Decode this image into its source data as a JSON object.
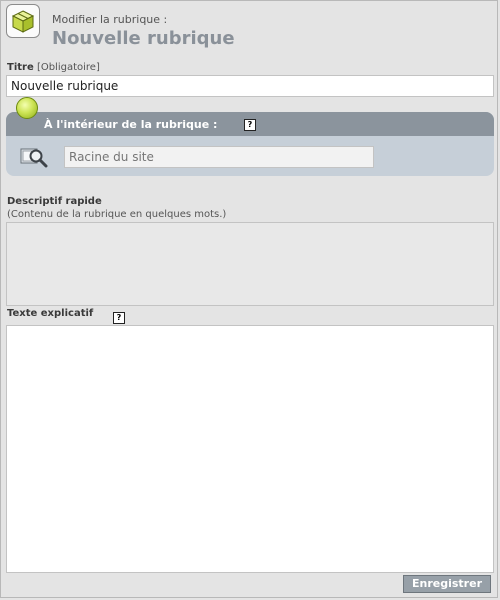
{
  "header": {
    "subtitle": "Modifier la rubrique :",
    "title": "Nouvelle rubrique",
    "icon": "box-icon"
  },
  "titre": {
    "label": "Titre",
    "hint": "[Obligatoire]",
    "value": "Nouvelle rubrique"
  },
  "parent_section": {
    "title": "À l'intérieur de la rubrique :",
    "help": "?",
    "search_icon": "magnifier-icon",
    "placeholder": "Racine du site",
    "accent": "#8b949d"
  },
  "descriptif": {
    "label": "Descriptif rapide",
    "hint": "(Contenu de la rubrique en quelques mots.)",
    "value": ""
  },
  "texte": {
    "label": "Texte explicatif",
    "help": "?",
    "value": ""
  },
  "actions": {
    "save_label": "Enregistrer"
  }
}
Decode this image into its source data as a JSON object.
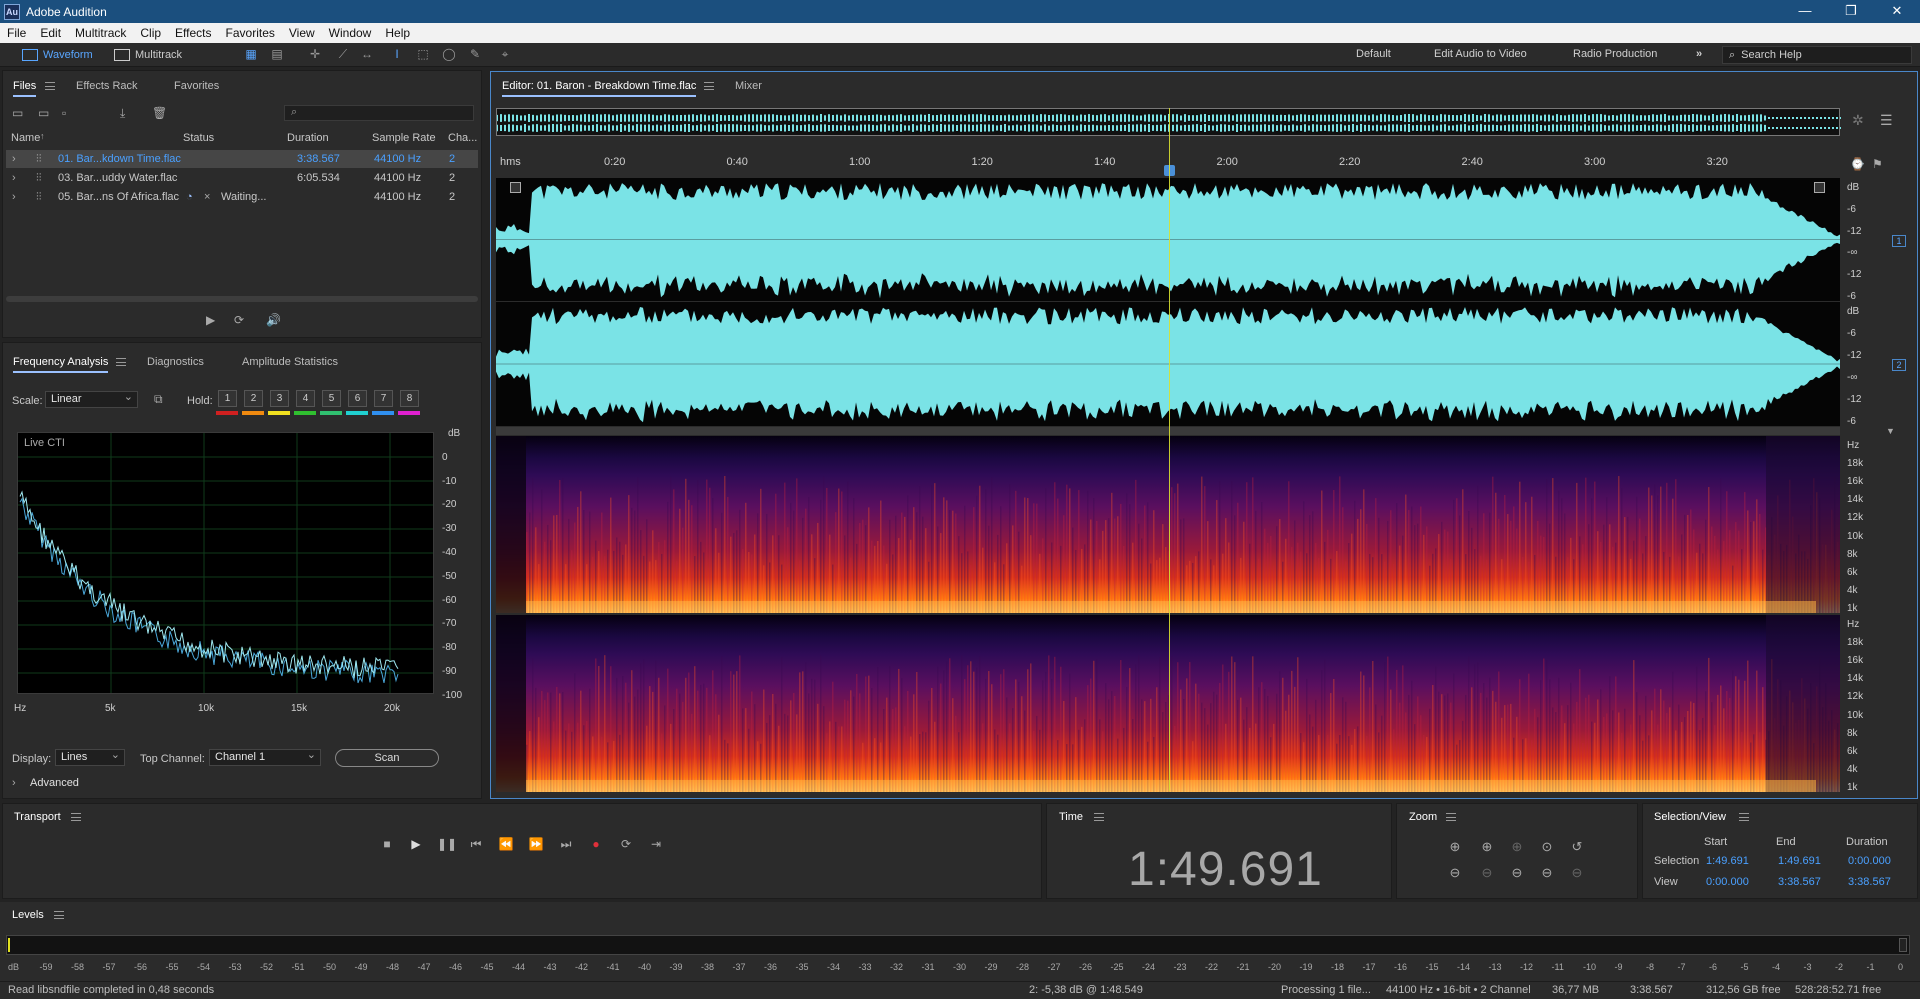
{
  "app": {
    "title": "Adobe Audition",
    "logo": "Au"
  },
  "menu": [
    "File",
    "Edit",
    "Multitrack",
    "Clip",
    "Effects",
    "Favorites",
    "View",
    "Window",
    "Help"
  ],
  "toolbar": {
    "waveform_label": "Waveform",
    "multitrack_label": "Multitrack",
    "workspaces": [
      "Default",
      "Edit Audio to Video",
      "Radio Production"
    ],
    "search_placeholder": "Search Help"
  },
  "files_panel": {
    "tabs": [
      "Files",
      "Effects Rack",
      "Favorites"
    ],
    "columns": [
      "Name",
      "Status",
      "Duration",
      "Sample Rate",
      "Cha..."
    ],
    "rows": [
      {
        "name": "01. Bar...kdown Time.flac",
        "status": "",
        "duration": "3:38.567",
        "sample_rate": "44100 Hz",
        "channels": "2",
        "selected": true
      },
      {
        "name": "03. Bar...uddy Water.flac",
        "status": "",
        "duration": "6:05.534",
        "sample_rate": "44100 Hz",
        "channels": "2",
        "selected": false
      },
      {
        "name": "05. Bar...ns Of Africa.flac",
        "status": "Waiting...",
        "duration": "",
        "sample_rate": "44100 Hz",
        "channels": "2",
        "selected": false
      }
    ]
  },
  "analysis_panel": {
    "tabs": [
      "Frequency Analysis",
      "Diagnostics",
      "Amplitude Statistics"
    ],
    "scale_label": "Scale:",
    "scale_value": "Linear",
    "hold_label": "Hold:",
    "hold_buttons": [
      "1",
      "2",
      "3",
      "4",
      "5",
      "6",
      "7",
      "8"
    ],
    "hold_colors": [
      "#d02020",
      "#f08a10",
      "#f0e020",
      "#30c030",
      "#30c070",
      "#20d0d0",
      "#3090f0",
      "#e020d0"
    ],
    "graph_label": "Live CTI",
    "db_axis": [
      "dB",
      "0",
      "-10",
      "-20",
      "-30",
      "-40",
      "-50",
      "-60",
      "-70",
      "-80",
      "-90",
      "-100"
    ],
    "hz_axis": [
      "Hz",
      "5k",
      "10k",
      "15k",
      "20k"
    ],
    "display_label": "Display:",
    "display_value": "Lines",
    "top_channel_label": "Top Channel:",
    "top_channel_value": "Channel 1",
    "scan_label": "Scan",
    "advanced_label": "Advanced"
  },
  "editor": {
    "tab_label": "Editor: 01. Baron - Breakdown Time.flac",
    "mixer_label": "Mixer",
    "ruler": [
      "hms",
      "0:20",
      "0:40",
      "1:00",
      "1:20",
      "1:40",
      "2:00",
      "2:20",
      "2:40",
      "3:00",
      "3:20"
    ],
    "ch1_db": [
      "dB",
      "-6",
      "-12",
      "-∞",
      "-12",
      "-6"
    ],
    "ch2_db": [
      "dB",
      "-6",
      "-12",
      "-∞",
      "-12",
      "-6"
    ],
    "ch1_badge": "1",
    "ch2_badge": "2",
    "spec1_hz": [
      "Hz",
      "18k",
      "16k",
      "14k",
      "12k",
      "10k",
      "8k",
      "6k",
      "4k",
      "1k"
    ],
    "spec2_hz": [
      "Hz",
      "18k",
      "16k",
      "14k",
      "12k",
      "10k",
      "8k",
      "6k",
      "4k",
      "1k"
    ],
    "waveform_color": "#7ae3e6",
    "playhead_fraction": 0.502
  },
  "transport": {
    "title": "Transport"
  },
  "time": {
    "title": "Time",
    "value": "1:49.691"
  },
  "zoom": {
    "title": "Zoom"
  },
  "selection": {
    "title": "Selection/View",
    "headers": [
      "Start",
      "End",
      "Duration"
    ],
    "selection_label": "Selection",
    "view_label": "View",
    "selection_values": [
      "1:49.691",
      "1:49.691",
      "0:00.000"
    ],
    "view_values": [
      "0:00.000",
      "3:38.567",
      "3:38.567"
    ]
  },
  "levels": {
    "title": "Levels",
    "ticks": [
      "dB",
      "-59",
      "-58",
      "-57",
      "-56",
      "-55",
      "-54",
      "-53",
      "-52",
      "-51",
      "-50",
      "-49",
      "-48",
      "-47",
      "-46",
      "-45",
      "-44",
      "-43",
      "-42",
      "-41",
      "-40",
      "-39",
      "-38",
      "-37",
      "-36",
      "-35",
      "-34",
      "-33",
      "-32",
      "-31",
      "-30",
      "-29",
      "-28",
      "-27",
      "-26",
      "-25",
      "-24",
      "-23",
      "-22",
      "-21",
      "-20",
      "-19",
      "-18",
      "-17",
      "-16",
      "-15",
      "-14",
      "-13",
      "-12",
      "-11",
      "-10",
      "-9",
      "-8",
      "-7",
      "-6",
      "-5",
      "-4",
      "-3",
      "-2",
      "-1",
      "0"
    ]
  },
  "status": {
    "message": "Read libsndfile completed in 0,48 seconds",
    "cursor": "2: -5,38 dB @ 1:48.549",
    "processing": "Processing 1 file...",
    "format": "44100 Hz • 16-bit • 2 Channel",
    "size": "36,77 MB",
    "duration": "3:38.567",
    "free": "312,56 GB free",
    "free_time": "528:28:52.71 free"
  }
}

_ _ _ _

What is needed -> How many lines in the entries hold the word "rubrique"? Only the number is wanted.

Solution for this problem -> 5